**TASK INSTRUCTIONS**
In the entries below, count every line that has the string "area", and answer with that count alone.

[Data excerpts]
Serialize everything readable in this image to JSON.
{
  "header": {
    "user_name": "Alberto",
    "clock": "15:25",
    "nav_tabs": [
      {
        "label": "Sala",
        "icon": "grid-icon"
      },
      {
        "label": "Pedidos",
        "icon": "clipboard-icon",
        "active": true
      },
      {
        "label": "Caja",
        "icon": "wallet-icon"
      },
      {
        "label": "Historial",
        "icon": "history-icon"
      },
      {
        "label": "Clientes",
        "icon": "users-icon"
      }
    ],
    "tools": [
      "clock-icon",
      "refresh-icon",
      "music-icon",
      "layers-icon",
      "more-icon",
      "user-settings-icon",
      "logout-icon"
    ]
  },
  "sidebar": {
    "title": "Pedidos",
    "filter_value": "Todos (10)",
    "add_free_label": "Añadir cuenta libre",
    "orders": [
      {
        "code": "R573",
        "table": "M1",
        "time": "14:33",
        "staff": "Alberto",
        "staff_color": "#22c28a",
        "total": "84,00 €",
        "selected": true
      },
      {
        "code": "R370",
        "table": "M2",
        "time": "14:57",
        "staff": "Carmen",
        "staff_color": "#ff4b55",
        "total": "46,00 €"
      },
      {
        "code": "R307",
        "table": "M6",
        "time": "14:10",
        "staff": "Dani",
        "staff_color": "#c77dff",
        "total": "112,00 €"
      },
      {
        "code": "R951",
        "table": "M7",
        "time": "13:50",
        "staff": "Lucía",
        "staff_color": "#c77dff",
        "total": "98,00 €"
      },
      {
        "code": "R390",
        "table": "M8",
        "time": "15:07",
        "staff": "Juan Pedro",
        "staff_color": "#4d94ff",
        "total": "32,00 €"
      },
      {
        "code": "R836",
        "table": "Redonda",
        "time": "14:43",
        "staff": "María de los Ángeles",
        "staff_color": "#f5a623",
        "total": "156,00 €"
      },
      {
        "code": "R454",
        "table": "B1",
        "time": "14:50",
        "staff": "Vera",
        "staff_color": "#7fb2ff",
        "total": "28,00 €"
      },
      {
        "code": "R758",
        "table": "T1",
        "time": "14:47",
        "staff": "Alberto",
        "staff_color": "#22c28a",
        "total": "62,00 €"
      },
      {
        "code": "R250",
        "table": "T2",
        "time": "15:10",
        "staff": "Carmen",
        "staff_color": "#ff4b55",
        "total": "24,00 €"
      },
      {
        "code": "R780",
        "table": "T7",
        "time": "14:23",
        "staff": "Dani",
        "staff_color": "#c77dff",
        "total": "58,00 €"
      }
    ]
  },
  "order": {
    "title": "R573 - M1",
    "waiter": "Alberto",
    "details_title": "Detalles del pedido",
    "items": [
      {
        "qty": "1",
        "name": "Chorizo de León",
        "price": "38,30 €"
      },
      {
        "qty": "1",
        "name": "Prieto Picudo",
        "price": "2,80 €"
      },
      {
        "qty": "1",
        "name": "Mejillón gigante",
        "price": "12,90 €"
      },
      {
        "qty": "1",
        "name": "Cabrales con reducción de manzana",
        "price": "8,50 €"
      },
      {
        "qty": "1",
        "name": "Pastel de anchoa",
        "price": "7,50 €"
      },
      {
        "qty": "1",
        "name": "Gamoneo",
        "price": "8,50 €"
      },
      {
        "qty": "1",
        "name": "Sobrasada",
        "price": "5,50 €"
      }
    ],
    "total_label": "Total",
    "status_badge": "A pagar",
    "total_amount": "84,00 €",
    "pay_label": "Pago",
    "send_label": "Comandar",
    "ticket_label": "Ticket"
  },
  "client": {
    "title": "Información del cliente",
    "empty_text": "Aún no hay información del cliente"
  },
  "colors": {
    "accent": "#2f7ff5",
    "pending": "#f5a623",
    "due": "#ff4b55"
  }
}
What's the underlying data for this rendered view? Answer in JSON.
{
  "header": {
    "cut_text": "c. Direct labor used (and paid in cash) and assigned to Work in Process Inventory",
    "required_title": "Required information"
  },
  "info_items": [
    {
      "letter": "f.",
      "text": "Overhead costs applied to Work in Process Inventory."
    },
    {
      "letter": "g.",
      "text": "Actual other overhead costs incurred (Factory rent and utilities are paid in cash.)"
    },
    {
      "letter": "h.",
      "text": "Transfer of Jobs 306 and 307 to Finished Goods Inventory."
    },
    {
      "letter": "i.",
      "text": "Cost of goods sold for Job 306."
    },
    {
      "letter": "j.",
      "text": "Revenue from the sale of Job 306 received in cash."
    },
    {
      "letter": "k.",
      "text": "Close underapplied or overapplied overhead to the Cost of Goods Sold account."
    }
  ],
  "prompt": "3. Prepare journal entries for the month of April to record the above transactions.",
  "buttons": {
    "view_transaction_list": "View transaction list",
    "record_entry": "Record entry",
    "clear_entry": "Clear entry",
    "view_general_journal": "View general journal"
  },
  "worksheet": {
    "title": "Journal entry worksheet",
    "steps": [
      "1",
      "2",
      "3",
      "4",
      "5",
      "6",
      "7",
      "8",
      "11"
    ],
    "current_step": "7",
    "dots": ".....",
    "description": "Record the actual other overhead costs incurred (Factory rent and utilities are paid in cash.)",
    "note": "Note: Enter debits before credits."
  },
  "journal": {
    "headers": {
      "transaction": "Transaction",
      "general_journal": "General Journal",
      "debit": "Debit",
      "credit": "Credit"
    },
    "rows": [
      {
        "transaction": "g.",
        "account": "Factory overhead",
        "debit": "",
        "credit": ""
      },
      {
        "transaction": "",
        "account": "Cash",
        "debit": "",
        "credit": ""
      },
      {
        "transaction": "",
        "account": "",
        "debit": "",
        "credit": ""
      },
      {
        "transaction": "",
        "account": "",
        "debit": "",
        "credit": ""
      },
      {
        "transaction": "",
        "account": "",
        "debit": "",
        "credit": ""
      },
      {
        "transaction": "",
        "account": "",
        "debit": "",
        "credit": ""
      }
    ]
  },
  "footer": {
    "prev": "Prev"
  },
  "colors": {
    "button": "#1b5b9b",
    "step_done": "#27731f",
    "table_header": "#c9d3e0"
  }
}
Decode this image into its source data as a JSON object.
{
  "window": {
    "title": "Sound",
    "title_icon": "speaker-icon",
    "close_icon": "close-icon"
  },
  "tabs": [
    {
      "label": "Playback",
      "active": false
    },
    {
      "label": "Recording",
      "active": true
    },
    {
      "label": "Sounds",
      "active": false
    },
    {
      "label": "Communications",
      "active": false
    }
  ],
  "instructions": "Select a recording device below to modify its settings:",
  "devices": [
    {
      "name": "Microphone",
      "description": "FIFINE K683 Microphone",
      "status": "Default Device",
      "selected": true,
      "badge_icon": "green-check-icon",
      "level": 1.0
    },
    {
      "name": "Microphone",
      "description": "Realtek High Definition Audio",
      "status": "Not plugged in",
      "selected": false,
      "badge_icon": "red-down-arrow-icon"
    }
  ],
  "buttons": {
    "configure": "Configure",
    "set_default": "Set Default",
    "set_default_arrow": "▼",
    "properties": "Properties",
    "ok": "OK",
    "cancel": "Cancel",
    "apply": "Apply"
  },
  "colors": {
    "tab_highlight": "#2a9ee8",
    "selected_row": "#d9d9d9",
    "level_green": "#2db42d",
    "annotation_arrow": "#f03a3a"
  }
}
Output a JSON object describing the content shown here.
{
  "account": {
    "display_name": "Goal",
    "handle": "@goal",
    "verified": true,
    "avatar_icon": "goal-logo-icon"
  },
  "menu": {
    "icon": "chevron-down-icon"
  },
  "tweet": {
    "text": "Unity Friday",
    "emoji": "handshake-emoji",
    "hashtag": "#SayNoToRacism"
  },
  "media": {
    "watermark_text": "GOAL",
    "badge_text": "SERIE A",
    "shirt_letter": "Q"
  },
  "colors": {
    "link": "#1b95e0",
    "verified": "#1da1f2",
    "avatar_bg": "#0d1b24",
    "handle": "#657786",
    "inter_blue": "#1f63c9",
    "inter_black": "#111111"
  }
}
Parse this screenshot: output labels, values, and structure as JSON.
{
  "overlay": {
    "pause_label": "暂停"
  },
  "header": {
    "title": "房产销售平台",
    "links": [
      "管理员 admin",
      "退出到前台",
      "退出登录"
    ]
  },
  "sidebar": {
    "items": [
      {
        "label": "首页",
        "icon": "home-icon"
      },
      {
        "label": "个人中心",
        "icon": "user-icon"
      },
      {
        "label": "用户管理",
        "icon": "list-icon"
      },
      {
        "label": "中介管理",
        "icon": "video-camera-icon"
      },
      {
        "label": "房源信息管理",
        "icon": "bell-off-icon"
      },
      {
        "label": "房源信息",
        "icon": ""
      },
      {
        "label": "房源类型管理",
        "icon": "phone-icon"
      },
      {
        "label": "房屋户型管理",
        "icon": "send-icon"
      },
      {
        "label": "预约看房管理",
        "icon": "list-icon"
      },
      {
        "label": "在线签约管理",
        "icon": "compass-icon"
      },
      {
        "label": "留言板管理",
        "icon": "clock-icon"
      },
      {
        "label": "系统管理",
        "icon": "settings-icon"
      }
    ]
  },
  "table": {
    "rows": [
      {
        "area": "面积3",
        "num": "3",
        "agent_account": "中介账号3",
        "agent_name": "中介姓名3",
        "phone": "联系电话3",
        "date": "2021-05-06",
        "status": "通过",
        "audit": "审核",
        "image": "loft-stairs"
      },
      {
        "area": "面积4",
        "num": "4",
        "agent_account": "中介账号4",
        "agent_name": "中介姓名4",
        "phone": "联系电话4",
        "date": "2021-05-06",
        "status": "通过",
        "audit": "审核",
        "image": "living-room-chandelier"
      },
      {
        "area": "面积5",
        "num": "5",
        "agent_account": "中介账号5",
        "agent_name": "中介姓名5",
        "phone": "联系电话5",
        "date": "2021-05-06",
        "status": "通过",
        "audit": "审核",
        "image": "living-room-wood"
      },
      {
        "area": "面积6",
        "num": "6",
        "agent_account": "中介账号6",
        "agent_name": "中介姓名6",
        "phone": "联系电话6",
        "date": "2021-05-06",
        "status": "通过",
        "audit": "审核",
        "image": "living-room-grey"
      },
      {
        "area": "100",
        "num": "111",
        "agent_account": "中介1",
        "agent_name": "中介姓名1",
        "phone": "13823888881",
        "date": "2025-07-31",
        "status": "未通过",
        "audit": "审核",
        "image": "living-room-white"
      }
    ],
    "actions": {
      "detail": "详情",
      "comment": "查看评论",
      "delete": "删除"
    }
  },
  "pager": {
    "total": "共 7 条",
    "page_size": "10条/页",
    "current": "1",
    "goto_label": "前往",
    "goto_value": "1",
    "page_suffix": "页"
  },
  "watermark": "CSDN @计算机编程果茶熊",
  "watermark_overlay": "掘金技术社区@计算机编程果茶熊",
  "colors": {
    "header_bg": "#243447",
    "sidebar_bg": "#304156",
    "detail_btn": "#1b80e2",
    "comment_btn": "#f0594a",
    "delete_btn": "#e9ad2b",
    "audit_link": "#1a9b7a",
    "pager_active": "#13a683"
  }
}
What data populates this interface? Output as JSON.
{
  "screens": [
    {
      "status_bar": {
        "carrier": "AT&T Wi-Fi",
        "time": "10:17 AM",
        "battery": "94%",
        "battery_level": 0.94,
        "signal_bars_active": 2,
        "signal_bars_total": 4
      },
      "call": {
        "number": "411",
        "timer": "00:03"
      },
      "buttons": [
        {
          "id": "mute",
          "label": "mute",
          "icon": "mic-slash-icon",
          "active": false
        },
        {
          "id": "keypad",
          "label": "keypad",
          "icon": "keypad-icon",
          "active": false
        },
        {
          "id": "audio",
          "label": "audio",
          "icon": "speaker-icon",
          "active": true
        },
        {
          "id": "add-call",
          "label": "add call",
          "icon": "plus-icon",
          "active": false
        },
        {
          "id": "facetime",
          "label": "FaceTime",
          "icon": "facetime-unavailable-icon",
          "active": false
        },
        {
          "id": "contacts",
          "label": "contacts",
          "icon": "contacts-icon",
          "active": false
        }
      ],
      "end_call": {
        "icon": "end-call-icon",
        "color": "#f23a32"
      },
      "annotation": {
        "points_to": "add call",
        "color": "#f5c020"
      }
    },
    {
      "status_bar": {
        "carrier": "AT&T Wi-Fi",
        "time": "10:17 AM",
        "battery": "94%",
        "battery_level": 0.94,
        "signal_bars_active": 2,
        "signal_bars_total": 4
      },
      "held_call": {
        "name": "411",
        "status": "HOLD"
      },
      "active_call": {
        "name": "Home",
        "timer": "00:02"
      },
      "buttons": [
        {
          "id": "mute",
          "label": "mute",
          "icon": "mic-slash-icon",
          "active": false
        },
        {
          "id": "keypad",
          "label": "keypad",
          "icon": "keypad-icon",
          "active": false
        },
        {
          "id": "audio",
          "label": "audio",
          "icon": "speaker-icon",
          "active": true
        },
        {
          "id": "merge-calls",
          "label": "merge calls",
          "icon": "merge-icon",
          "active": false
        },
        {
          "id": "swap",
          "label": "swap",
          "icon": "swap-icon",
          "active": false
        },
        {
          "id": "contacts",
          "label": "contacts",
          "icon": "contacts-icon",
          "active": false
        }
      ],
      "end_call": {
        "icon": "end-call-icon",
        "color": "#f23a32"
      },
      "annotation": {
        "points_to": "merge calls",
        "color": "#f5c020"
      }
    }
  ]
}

**OUTPUT BELOW**
5